Sometimes, I don’t know, I get overconfident. Not much traffic is heard or seen in the lot. I’ll cut through the lot. I know I shouldn’t do that, but I get the “false sense of security”. I’m safe.
I walk the dog most days. We go about 55 minutes in the early morning/late evening hours when it’s not too hot for the dog. It is about three miles. This is all residential. Lots of driveways. We come across a few mild distractions, such as kids and critters. I can get lost in thought a lot. I might think about what I have to do when I get home (clean, clean, clean), what to add to my shopping list, what to make for supper that night, or make an appointment for something. Or I might just be thinking of something that happened, funny or sad, and just dwell on it. All this...while I am walking.
I got a phone call the other day. A friend saw me cut across the parking lot of a mini-strip of stores. This area is not a hotspot by any means, it's not very busy, not like WalMart is.
I was scolded. Apparently a car was backing out (behind me?) and could have hit me. I looked like I wasn’t paying attention. Wasn’t I supposed to be walking along the perimeter of the parking lot? I told him/her that yes, you are supposed to. S/he said, "But you didn’t. You could have been hit. I was watching you."
I felt like a child caught with a hand in the cookie jar. I was a bad girl. I wasn’t looking out for my own safety. I got too confident.
Then I got defensive and a bit angry. How did s/he know about O&M? Did s/he research it? Did s/he talk to someone who knows or uses it? S/he said that it was common sense. Walk in the grass on the outside of the parking lot. I felt a bit insulted. Yes, I do things without thinking, impulsively, even, but I'm not stupid.
Like the job hazard of fighter pilots, I got a “false sense of security”. I needed to stay sharp and aware of what is going on. I knew my friend said this out of concern for me, but I felt like a child being scolded. Common sense? What, I have no brains?
But s/he was right. I should ALWAYS go along the perimeter of the parking lot. I should always stay sharp.
The next time I walked the dog, the 55 minute walk turned into a 70 minute walk. I slowed down, especially when I got to each driveway to see if anyone would back out. I needed to stay sharp. It is exhausive to check every driveway. It was tiresome to be so overcautious. Is this what I will have to become? Overcautious? Worrying about who will be watching me and scolding me so I have to do everything by the book?

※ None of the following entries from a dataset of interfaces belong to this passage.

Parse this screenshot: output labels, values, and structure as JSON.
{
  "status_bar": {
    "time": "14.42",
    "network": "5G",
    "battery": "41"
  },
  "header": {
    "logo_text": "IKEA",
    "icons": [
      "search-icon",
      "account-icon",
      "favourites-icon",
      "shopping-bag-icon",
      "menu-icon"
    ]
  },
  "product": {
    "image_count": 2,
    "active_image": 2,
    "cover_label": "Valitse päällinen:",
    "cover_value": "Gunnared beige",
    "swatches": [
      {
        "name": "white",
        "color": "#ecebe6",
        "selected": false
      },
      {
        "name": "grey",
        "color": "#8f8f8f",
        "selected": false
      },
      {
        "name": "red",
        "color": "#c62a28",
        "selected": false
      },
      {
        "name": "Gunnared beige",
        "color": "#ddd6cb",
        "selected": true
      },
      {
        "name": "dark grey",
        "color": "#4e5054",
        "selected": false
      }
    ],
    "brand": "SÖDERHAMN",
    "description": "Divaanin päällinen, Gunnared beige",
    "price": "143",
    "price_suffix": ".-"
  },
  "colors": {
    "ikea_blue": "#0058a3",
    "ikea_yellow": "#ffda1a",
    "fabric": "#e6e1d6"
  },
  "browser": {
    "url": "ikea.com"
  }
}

This morning, I walked the dog again. Our walk was 60 minutes. No, I didn’t get to my false sense of security again. I’ve seen a LOT of open garage doors with neighbors getting ready to do yardwork. I just walked a bit faster, kept an eye on driveways/garage doors. I tell myself, I am watching. I don't always hear/see things. Do I want to be a prisioner of fear? But I still walk on, watching, listening.
I will try not to fall into the trap of the fighter pilots. I must stay sharp. I must not drift off into la-la land while walking. And mostly, I MUST always walk along the perimeter of any parking lot, unless I’m with a sighted guide.
Nowadays, I walk as I've always done. I'm always thinking that someone I know could be watching (who just happened to be driving by) and will see what I"m doing. I do not want another phone call by someone telling me what I should do and how I wasn't safely traveling again. I am conscious of that and scan driveways for anything coming in or out. Only thing is, there's a LOT of driveways.
At first, yes, I was saddened by that call. But I won't let it make me hide in my house, never to risk another bad judgment call about my safety. I don't know why that friend didn't say anything to me in that parking lot instead of calling me a few days after that incident. People take a risk driving every day. A sudden movement and slow reflexes can be a bad combination.
So, I do my best to keep scanning, to watch traffic, and ALWAYS walk the perimeters. You just never know.